_Aim of the exercise_:
Pictures should be excluded; otherwise, copy every entry exactly.

+--

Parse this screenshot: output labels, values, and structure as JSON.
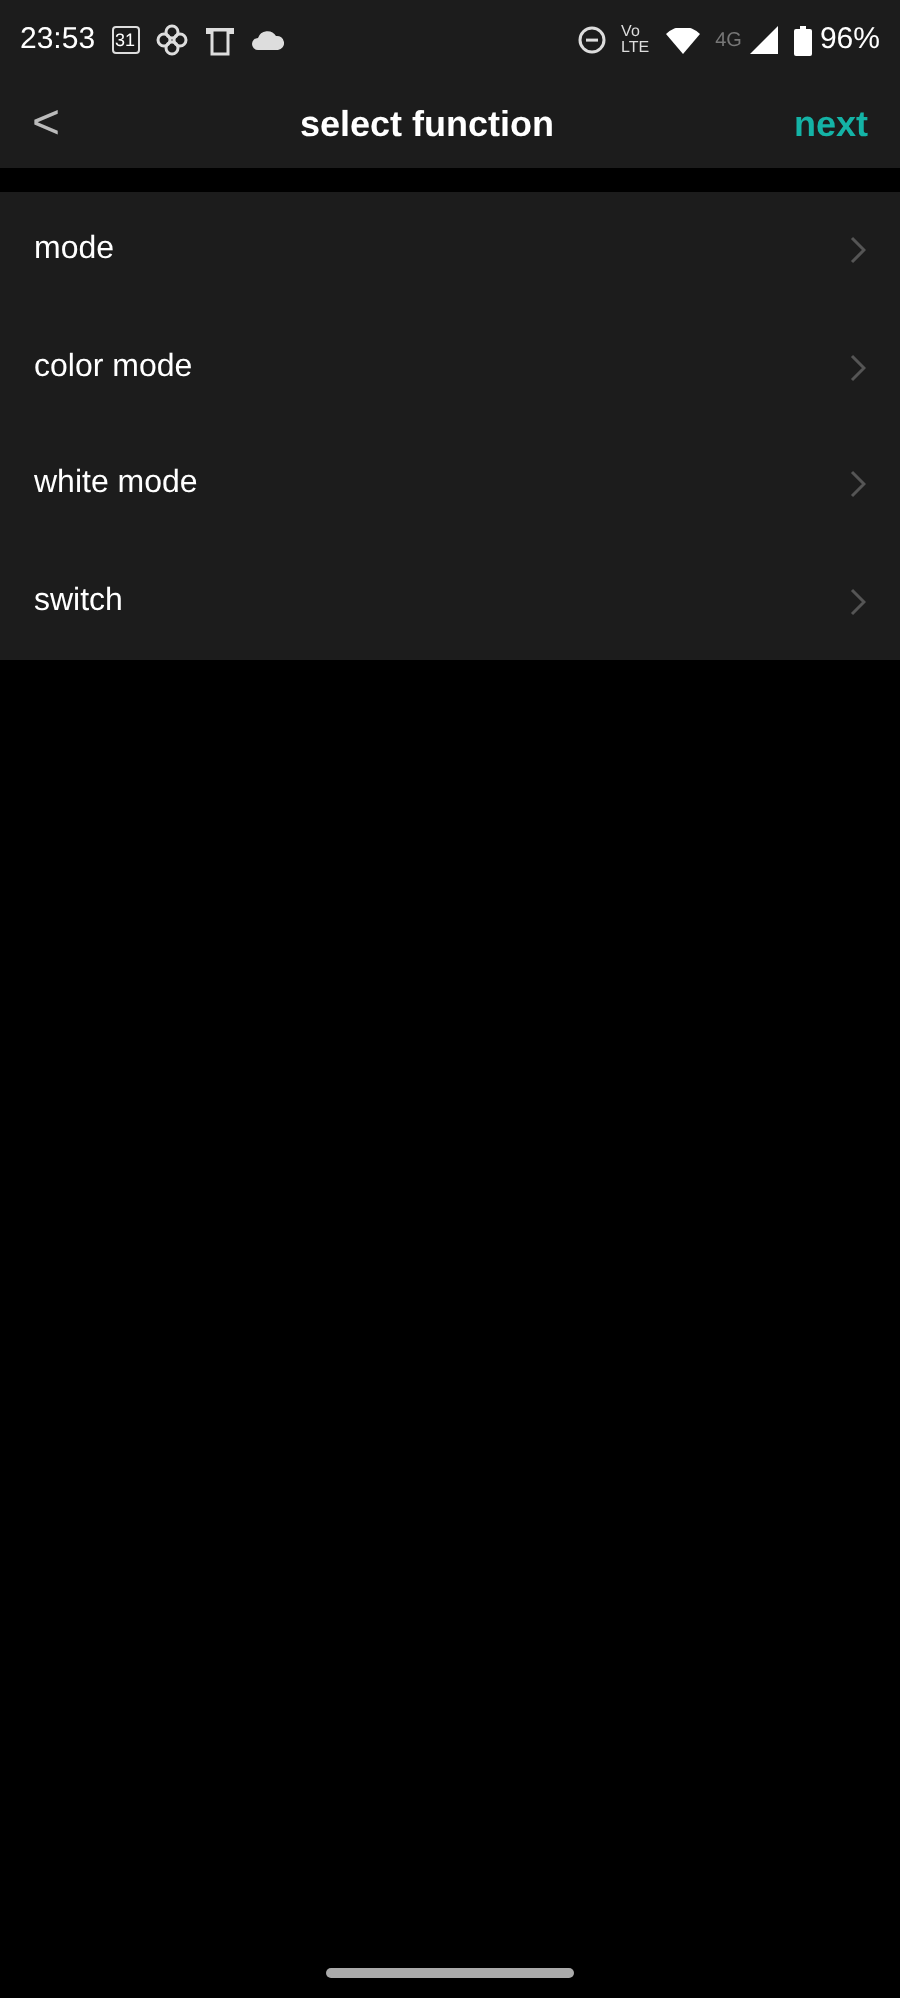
{
  "status_bar": {
    "time": "23:53",
    "calendar_day": "31",
    "volte": [
      "Vo",
      "LTE"
    ],
    "network": "4G",
    "battery": "96%"
  },
  "header": {
    "back": "<",
    "title": "select function",
    "action": "next"
  },
  "functions": [
    {
      "label": "mode"
    },
    {
      "label": "color mode"
    },
    {
      "label": "white mode"
    },
    {
      "label": "switch"
    }
  ]
}
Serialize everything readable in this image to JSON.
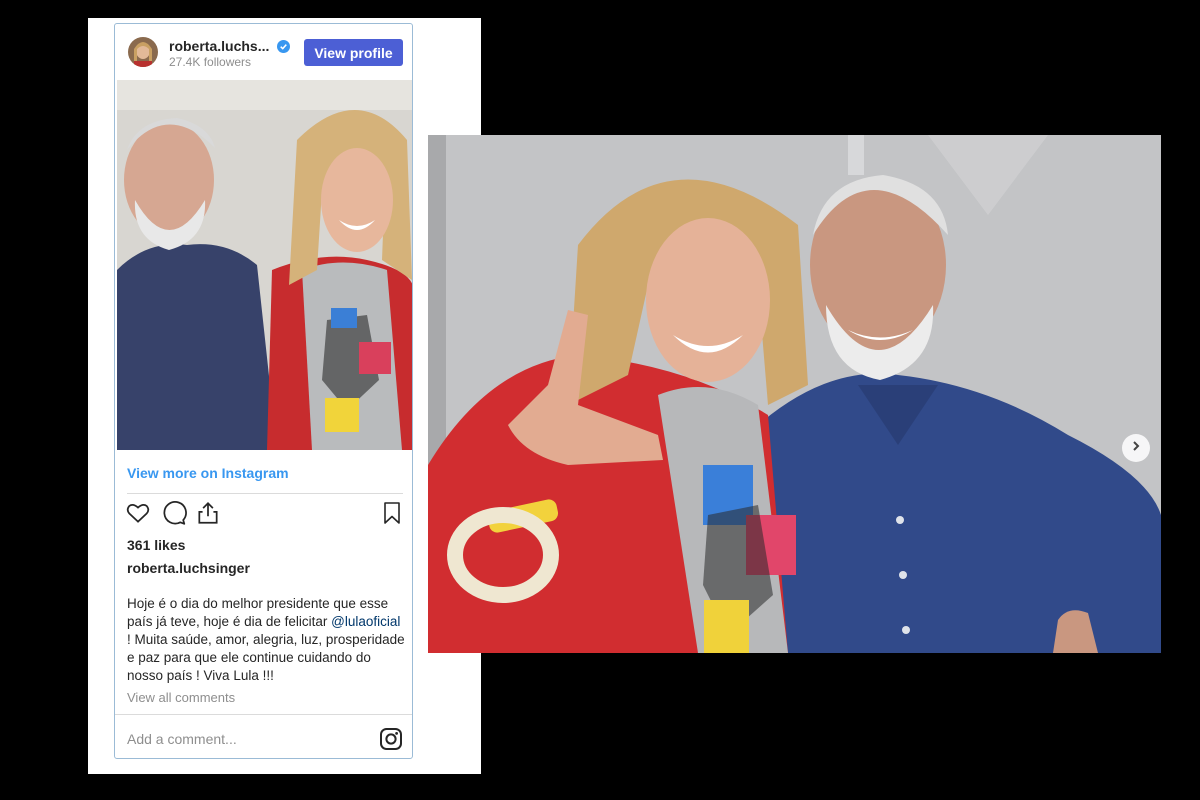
{
  "embed": {
    "username": "roberta.luchs...",
    "followers": "27.4K followers",
    "view_profile_label": "View profile",
    "view_more_label": "View more on Instagram",
    "likes": "361 likes",
    "caption_author": "roberta.luchsinger",
    "caption_before": "Hoje é o dia do melhor presidente que esse país já teve, hoje é dia de felicitar ",
    "caption_mention": "@lulaoficial",
    "caption_after": " ! Muita saúde, amor, alegria, luz, prosperidade e paz para que ele continue cuidando do nosso país ! Viva Lula !!!",
    "view_all_comments": "View all comments",
    "comment_placeholder": "Add a comment...",
    "accent_color": "#4c5fd5",
    "verified_icon": "verified-badge-icon"
  },
  "icons": [
    "heart-icon",
    "comment-icon",
    "share-icon",
    "bookmark-icon",
    "instagram-icon",
    "chevron-right-icon"
  ]
}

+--

_Response to this exercise_:
Parse this screenshot: output labels, values, and structure as JSON.
{
  "status_bar": {
    "time": "23:53",
    "calendar_day": "31",
    "volte": [
      "Vo",
      "LTE"
    ],
    "network": "4G",
    "battery": "96%"
  },
  "header": {
    "back": "<",
    "title": "select function",
    "action": "next"
  },
  "functions": [
    {
      "label": "mode"
    },
    {
      "label": "color mode"
    },
    {
      "label": "white mode"
    },
    {
      "label": "switch"
    }
  ]
}
Serialize everything readable in this image to JSON.
{
  "embed": {
    "username": "roberta.luchs...",
    "followers": "27.4K followers",
    "view_profile_label": "View profile",
    "view_more_label": "View more on Instagram",
    "likes": "361 likes",
    "caption_author": "roberta.luchsinger",
    "caption_before": "Hoje é o dia do melhor presidente que esse país já teve, hoje é dia de felicitar ",
    "caption_mention": "@lulaoficial",
    "caption_after": " ! Muita saúde, amor, alegria, luz, prosperidade e paz para que ele continue cuidando do nosso país ! Viva Lula !!!",
    "view_all_comments": "View all comments",
    "comment_placeholder": "Add a comment...",
    "accent_color": "#4c5fd5",
    "verified_icon": "verified-badge-icon"
  },
  "icons": [
    "heart-icon",
    "comment-icon",
    "share-icon",
    "bookmark-icon",
    "instagram-icon",
    "chevron-right-icon"
  ]
}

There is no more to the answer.